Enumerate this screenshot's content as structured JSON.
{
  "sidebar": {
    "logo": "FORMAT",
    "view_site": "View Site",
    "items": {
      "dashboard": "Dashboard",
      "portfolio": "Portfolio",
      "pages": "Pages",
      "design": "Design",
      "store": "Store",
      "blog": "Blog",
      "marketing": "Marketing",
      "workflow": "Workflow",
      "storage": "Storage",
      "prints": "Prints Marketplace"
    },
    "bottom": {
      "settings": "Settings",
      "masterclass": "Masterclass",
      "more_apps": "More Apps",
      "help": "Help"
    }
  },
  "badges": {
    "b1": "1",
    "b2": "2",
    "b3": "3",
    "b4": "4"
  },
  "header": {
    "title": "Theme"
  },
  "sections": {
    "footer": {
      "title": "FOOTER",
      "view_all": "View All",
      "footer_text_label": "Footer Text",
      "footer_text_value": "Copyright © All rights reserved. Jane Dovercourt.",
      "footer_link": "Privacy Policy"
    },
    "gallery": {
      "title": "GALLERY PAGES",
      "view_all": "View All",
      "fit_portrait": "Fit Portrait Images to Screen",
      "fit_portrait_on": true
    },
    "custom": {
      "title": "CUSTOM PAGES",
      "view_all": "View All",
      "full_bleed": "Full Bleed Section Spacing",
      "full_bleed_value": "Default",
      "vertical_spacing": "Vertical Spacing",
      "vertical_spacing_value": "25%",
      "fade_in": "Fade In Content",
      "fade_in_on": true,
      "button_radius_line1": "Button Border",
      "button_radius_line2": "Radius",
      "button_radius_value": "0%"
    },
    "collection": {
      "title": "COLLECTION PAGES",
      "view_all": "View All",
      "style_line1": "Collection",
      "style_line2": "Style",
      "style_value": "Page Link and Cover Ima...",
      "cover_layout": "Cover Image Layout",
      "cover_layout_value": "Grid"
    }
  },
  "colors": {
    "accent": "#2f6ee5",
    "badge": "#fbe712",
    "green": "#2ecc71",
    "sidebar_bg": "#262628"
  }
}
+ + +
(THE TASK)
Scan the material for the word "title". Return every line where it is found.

(REPLY TO THE TASK)
    "title": "Theme"
      "title": "FOOTER",
      "title": "GALLERY PAGES",
      "title": "CUSTOM PAGES",
      "title": "COLLECTION PAGES",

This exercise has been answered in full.